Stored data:
::::::

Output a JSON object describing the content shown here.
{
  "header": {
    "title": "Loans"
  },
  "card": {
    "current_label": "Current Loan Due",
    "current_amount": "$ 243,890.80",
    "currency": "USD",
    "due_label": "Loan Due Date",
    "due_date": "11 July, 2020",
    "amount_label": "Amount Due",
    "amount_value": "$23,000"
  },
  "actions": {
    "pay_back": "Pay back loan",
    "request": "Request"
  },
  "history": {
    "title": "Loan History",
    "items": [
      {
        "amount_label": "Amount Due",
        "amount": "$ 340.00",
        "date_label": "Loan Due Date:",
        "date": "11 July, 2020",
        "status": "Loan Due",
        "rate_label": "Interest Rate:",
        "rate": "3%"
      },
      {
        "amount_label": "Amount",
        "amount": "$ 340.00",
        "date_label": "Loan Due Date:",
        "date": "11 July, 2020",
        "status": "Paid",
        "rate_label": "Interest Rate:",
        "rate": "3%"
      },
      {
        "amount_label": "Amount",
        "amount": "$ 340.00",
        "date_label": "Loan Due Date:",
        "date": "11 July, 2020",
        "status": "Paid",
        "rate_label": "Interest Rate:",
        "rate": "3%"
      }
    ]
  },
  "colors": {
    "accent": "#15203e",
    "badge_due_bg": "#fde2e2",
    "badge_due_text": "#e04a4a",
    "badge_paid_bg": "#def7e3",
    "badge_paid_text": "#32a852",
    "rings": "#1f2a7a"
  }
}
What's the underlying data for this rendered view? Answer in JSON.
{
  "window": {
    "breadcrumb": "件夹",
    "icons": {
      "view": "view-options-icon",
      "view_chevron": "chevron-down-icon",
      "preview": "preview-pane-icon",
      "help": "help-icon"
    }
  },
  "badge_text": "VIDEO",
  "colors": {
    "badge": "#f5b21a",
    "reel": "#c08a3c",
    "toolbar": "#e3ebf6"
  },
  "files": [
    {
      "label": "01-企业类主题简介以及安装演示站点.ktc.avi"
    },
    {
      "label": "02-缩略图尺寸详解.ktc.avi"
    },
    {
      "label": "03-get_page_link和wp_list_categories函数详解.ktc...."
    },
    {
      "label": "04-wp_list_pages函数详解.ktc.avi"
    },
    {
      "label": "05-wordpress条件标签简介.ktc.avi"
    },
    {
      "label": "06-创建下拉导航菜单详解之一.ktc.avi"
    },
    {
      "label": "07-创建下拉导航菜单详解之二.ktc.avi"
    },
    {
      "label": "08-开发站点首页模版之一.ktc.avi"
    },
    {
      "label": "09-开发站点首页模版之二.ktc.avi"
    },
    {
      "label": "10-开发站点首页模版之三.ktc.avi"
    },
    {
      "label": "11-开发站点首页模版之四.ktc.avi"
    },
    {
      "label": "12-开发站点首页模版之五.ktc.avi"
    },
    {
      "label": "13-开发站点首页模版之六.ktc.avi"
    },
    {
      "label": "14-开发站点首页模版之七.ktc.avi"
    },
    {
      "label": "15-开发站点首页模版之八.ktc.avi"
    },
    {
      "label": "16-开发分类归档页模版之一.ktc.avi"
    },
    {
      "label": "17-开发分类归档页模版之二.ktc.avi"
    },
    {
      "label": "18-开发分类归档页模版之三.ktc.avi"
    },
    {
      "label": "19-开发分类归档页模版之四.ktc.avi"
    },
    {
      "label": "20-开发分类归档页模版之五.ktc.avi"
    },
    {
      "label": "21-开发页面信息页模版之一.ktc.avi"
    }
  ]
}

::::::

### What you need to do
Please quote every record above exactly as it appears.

### Task response
Output a JSON object describing the content shown here.
{
  "header": {
    "title": "Loans"
  },
  "card": {
    "current_label": "Current Loan Due",
    "current_amount": "$ 243,890.80",
    "currency": "USD",
    "due_label": "Loan Due Date",
    "due_date": "11 July, 2020",
    "amount_label": "Amount Due",
    "amount_value": "$23,000"
  },
  "actions": {
    "pay_back": "Pay back loan",
    "request": "Request"
  },
  "history": {
    "title": "Loan History",
    "items": [
      {
        "amount_label": "Amount Due",
        "amount": "$ 340.00",
        "date_label": "Loan Due Date:",
        "date": "11 July, 2020",
        "status": "Loan Due",
        "rate_label": "Interest Rate:",
        "rate": "3%"
      },
      {
        "amount_label": "Amount",
        "amount": "$ 340.00",
        "date_label": "Loan Due Date:",
        "date": "11 July, 2020",
        "status": "Paid",
        "rate_label": "Interest Rate:",
        "rate": "3%"
      },
      {
        "amount_label": "Amount",
        "amount": "$ 340.00",
        "date_label": "Loan Due Date:",
        "date": "11 July, 2020",
        "status": "Paid",
        "rate_label": "Interest Rate:",
        "rate": "3%"
      }
    ]
  },
  "colors": {
    "accent": "#15203e",
    "badge_due_bg": "#fde2e2",
    "badge_due_text": "#e04a4a",
    "badge_paid_bg": "#def7e3",
    "badge_paid_text": "#32a852",
    "rings": "#1f2a7a"
  }
}
What's the underlying data for this rendered view? Answer in JSON.
{
  "window": {
    "breadcrumb": "件夹",
    "icons": {
      "view": "view-options-icon",
      "view_chevron": "chevron-down-icon",
      "preview": "preview-pane-icon",
      "help": "help-icon"
    }
  },
  "badge_text": "VIDEO",
  "colors": {
    "badge": "#f5b21a",
    "reel": "#c08a3c",
    "toolbar": "#e3ebf6"
  },
  "files": [
    {
      "label": "01-企业类主题简介以及安装演示站点.ktc.avi"
    },
    {
      "label": "02-缩略图尺寸详解.ktc.avi"
    },
    {
      "label": "03-get_page_link和wp_list_categories函数详解.ktc...."
    },
    {
      "label": "04-wp_list_pages函数详解.ktc.avi"
    },
    {
      "label": "05-wordpress条件标签简介.ktc.avi"
    },
    {
      "label": "06-创建下拉导航菜单详解之一.ktc.avi"
    },
    {
      "label": "07-创建下拉导航菜单详解之二.ktc.avi"
    },
    {
      "label": "08-开发站点首页模版之一.ktc.avi"
    },
    {
      "label": "09-开发站点首页模版之二.ktc.avi"
    },
    {
      "label": "10-开发站点首页模版之三.ktc.avi"
    },
    {
      "label": "11-开发站点首页模版之四.ktc.avi"
    },
    {
      "label": "12-开发站点首页模版之五.ktc.avi"
    },
    {
      "label": "13-开发站点首页模版之六.ktc.avi"
    },
    {
      "label": "14-开发站点首页模版之七.ktc.avi"
    },
    {
      "label": "15-开发站点首页模版之八.ktc.avi"
    },
    {
      "label": "16-开发分类归档页模版之一.ktc.avi"
    },
    {
      "label": "17-开发分类归档页模版之二.ktc.avi"
    },
    {
      "label": "18-开发分类归档页模版之三.ktc.avi"
    },
    {
      "label": "19-开发分类归档页模版之四.ktc.avi"
    },
    {
      "label": "20-开发分类归档页模版之五.ktc.avi"
    },
    {
      "label": "21-开发页面信息页模版之一.ktc.avi"
    }
  ]
}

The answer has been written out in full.